The next morning we had a sauna with Piia before inviting Piia and Christian over for a rather yummy chicken caesar salad on Carra – all cooked from scratch. It was soon time to leave – we were just popping round to the other side of the island to Svarto – where Diana lives.
Her jetty is a stone one but as it was nearly 100 years old and relatively small for our boat I approached with caution. None of the charts show any depth detail for this bay. We attached briefly to her jetty ‘til we realised that the angles for the shore line would not be sufficient – so we decided to anchor in the bay. Diana’s house: Hammarborg is an historic wooden house that dates back to the time of the Russians. Her great Aunt had bought it to find peace and quiet to write – several of her books were published. The house stands on the promontory with its only little lighthouse. The forest has grown around the house to you don’t really see the beauty of the old house until you are close to it. The semi-circular summer room must have had a spectacular view of the sound before the trees blocked its view. We had a lovely dinner with Diana, it was very special being able to celebrate having made it to Hammarborg.

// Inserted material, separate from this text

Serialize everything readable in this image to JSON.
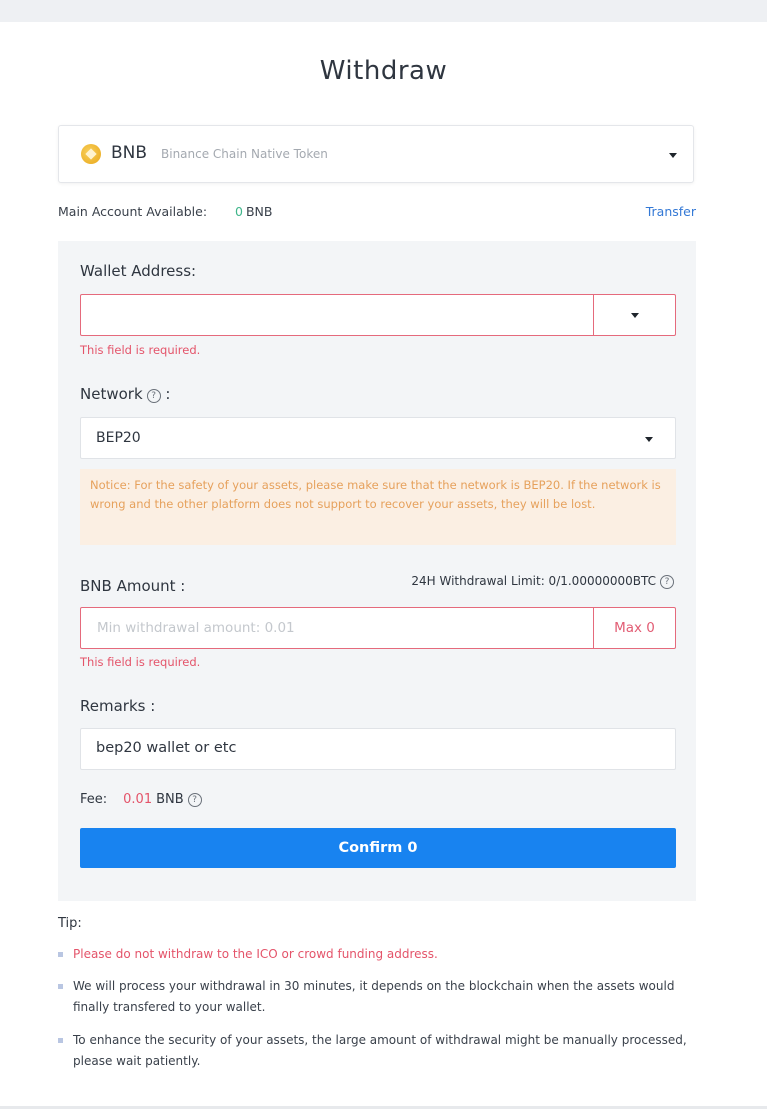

Whilst we were happy to anchor in the bay for a short time – it wasn’t really suitable with the expected wind direction for overnight. So about 2130 – we returned to Carra and moved to a sheltered spot. We were just anchoring when our AIS alarm went off with a man overboard coming from our boat. It was a false alarm as we both were still on the boat. Frustrating we couldn’t cancel it – so we informed the coast guard that it was a false alarm and went to bed.
The next morning we were keen to solve the problem before moving on. We had this problem previously and Raymarine had solved it by reflashing the AIS. Which we did – but it didn’t solve the problem. So we then contacted Raymarine who told us to do a factory reset on the chart plotter – this didn’t clear it but worse still it removed all the depth contour lines. Not very funny when you are in a rocky anchorage. They then blamed the chart manufacturer that we had a faulty card. They seem to fail to grasp the concept that it was functioning perfectly well before they suggested we reset the chart plotter. Eventually we found a setting in the chart plotter which went we turned it on – all the depths reappeared. So clearly they don’t know their own product. This wasted a total of 3 hours. But still no resolution to the MOB. As we had already wasted enough time – we set off. The islands are close together here, as if you were on a big boating lake and there was a very attractive passage through Barosund with relatively high cliffs dotted with pretty traditional summer cottages . Before long we were out past the islands and the water opened up with less land around us.
By now we were aware of an armada of boats going west – and we appeared to be the only one going east. It was as if they had all been invited to a party which no one had told us about. It was to continue until we reached Helsinki the next day. We were glad as this meant more space for us! With a flash of inspiration I did discover what had triggered our AIS. It was Mags’ lifejacket – there was a piece that was pressing against her test button. So finally the MOB alert stopped.
Frustratingly the wind was on the nose so we were just able to motorsail for all bar the last hour. We sailed into the small attractive harbour of Porkkala. This peninsula, the last major one before reaching Helsinki had still been occupied by the Russians as late as 1956.